__WORK TASK__.
Make an exact copy of all the records.

__DATA EXCERPTS__.
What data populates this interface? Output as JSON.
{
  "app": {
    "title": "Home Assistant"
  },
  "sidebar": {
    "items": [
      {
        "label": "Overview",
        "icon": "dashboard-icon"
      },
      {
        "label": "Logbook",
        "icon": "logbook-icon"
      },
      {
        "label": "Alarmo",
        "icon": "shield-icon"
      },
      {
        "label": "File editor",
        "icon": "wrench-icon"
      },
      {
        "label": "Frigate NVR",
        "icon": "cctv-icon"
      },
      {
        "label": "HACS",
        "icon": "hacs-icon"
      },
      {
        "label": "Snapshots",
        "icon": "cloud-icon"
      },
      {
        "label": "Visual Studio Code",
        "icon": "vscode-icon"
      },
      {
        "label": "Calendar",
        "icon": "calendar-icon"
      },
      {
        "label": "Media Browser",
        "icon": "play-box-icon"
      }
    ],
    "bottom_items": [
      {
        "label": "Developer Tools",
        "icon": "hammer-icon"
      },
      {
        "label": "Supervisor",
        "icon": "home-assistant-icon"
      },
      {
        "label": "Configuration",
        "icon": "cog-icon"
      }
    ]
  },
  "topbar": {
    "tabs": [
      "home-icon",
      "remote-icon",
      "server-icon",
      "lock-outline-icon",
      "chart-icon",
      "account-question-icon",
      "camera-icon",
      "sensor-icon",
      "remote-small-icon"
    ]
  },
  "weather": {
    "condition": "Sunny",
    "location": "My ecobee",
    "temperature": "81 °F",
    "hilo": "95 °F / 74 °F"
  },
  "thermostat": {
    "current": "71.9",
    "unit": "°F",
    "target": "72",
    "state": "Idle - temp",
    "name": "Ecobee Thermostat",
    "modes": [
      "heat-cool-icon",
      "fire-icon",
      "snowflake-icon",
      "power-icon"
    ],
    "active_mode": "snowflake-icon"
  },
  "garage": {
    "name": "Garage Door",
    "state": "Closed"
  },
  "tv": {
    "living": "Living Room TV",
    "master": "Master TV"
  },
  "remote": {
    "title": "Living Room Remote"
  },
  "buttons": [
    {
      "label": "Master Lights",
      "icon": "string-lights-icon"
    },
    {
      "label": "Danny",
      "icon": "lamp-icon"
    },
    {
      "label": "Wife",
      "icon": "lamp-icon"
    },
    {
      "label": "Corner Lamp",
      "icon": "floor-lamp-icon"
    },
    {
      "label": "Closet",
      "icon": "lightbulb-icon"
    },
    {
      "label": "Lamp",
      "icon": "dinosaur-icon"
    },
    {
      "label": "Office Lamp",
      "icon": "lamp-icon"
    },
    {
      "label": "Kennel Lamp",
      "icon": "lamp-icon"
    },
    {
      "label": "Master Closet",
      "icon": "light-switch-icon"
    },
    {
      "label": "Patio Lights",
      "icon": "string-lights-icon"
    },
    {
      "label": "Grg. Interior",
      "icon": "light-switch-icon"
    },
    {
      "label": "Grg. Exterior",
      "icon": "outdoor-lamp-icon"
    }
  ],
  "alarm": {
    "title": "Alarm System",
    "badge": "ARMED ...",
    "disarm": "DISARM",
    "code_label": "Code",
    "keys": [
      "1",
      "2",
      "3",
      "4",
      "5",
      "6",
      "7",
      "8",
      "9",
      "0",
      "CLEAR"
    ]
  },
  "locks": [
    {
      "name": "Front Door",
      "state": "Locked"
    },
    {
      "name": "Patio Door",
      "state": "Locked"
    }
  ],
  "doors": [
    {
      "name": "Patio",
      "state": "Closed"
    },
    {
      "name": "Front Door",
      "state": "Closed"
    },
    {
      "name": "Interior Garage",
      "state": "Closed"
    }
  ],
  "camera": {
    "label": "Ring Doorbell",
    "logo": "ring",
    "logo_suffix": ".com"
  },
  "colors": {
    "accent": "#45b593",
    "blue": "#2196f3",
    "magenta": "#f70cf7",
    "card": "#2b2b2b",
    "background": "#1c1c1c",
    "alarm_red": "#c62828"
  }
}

__TASK RESPONSE__.
What data populates this interface? Output as JSON.
{
  "app": {
    "title": "Home Assistant"
  },
  "sidebar": {
    "items": [
      {
        "label": "Overview",
        "icon": "dashboard-icon"
      },
      {
        "label": "Logbook",
        "icon": "logbook-icon"
      },
      {
        "label": "Alarmo",
        "icon": "shield-icon"
      },
      {
        "label": "File editor",
        "icon": "wrench-icon"
      },
      {
        "label": "Frigate NVR",
        "icon": "cctv-icon"
      },
      {
        "label": "HACS",
        "icon": "hacs-icon"
      },
      {
        "label": "Snapshots",
        "icon": "cloud-icon"
      },
      {
        "label": "Visual Studio Code",
        "icon": "vscode-icon"
      },
      {
        "label": "Calendar",
        "icon": "calendar-icon"
      },
      {
        "label": "Media Browser",
        "icon": "play-box-icon"
      }
    ],
    "bottom_items": [
      {
        "label": "Developer Tools",
        "icon": "hammer-icon"
      },
      {
        "label": "Supervisor",
        "icon": "home-assistant-icon"
      },
      {
        "label": "Configuration",
        "icon": "cog-icon"
      }
    ]
  },
  "topbar": {
    "tabs": [
      "home-icon",
      "remote-icon",
      "server-icon",
      "lock-outline-icon",
      "chart-icon",
      "account-question-icon",
      "camera-icon",
      "sensor-icon",
      "remote-small-icon"
    ]
  },
  "weather": {
    "condition": "Sunny",
    "location": "My ecobee",
    "temperature": "81 °F",
    "hilo": "95 °F / 74 °F"
  },
  "thermostat": {
    "current": "71.9",
    "unit": "°F",
    "target": "72",
    "state": "Idle - temp",
    "name": "Ecobee Thermostat",
    "modes": [
      "heat-cool-icon",
      "fire-icon",
      "snowflake-icon",
      "power-icon"
    ],
    "active_mode": "snowflake-icon"
  },
  "garage": {
    "name": "Garage Door",
    "state": "Closed"
  },
  "tv": {
    "living": "Living Room TV",
    "master": "Master TV"
  },
  "remote": {
    "title": "Living Room Remote"
  },
  "buttons": [
    {
      "label": "Master Lights",
      "icon": "string-lights-icon"
    },
    {
      "label": "Danny",
      "icon": "lamp-icon"
    },
    {
      "label": "Wife",
      "icon": "lamp-icon"
    },
    {
      "label": "Corner Lamp",
      "icon": "floor-lamp-icon"
    },
    {
      "label": "Closet",
      "icon": "lightbulb-icon"
    },
    {
      "label": "Lamp",
      "icon": "dinosaur-icon"
    },
    {
      "label": "Office Lamp",
      "icon": "lamp-icon"
    },
    {
      "label": "Kennel Lamp",
      "icon": "lamp-icon"
    },
    {
      "label": "Master Closet",
      "icon": "light-switch-icon"
    },
    {
      "label": "Patio Lights",
      "icon": "string-lights-icon"
    },
    {
      "label": "Grg. Interior",
      "icon": "light-switch-icon"
    },
    {
      "label": "Grg. Exterior",
      "icon": "outdoor-lamp-icon"
    }
  ],
  "alarm": {
    "title": "Alarm System",
    "badge": "ARMED ...",
    "disarm": "DISARM",
    "code_label": "Code",
    "keys": [
      "1",
      "2",
      "3",
      "4",
      "5",
      "6",
      "7",
      "8",
      "9",
      "0",
      "CLEAR"
    ]
  },
  "locks": [
    {
      "name": "Front Door",
      "state": "Locked"
    },
    {
      "name": "Patio Door",
      "state": "Locked"
    }
  ],
  "doors": [
    {
      "name": "Patio",
      "state": "Closed"
    },
    {
      "name": "Front Door",
      "state": "Closed"
    },
    {
      "name": "Interior Garage",
      "state": "Closed"
    }
  ],
  "camera": {
    "label": "Ring Doorbell",
    "logo": "ring",
    "logo_suffix": ".com"
  },
  "colors": {
    "accent": "#45b593",
    "blue": "#2196f3",
    "magenta": "#f70cf7",
    "card": "#2b2b2b",
    "background": "#1c1c1c",
    "alarm_red": "#c62828"
  }
}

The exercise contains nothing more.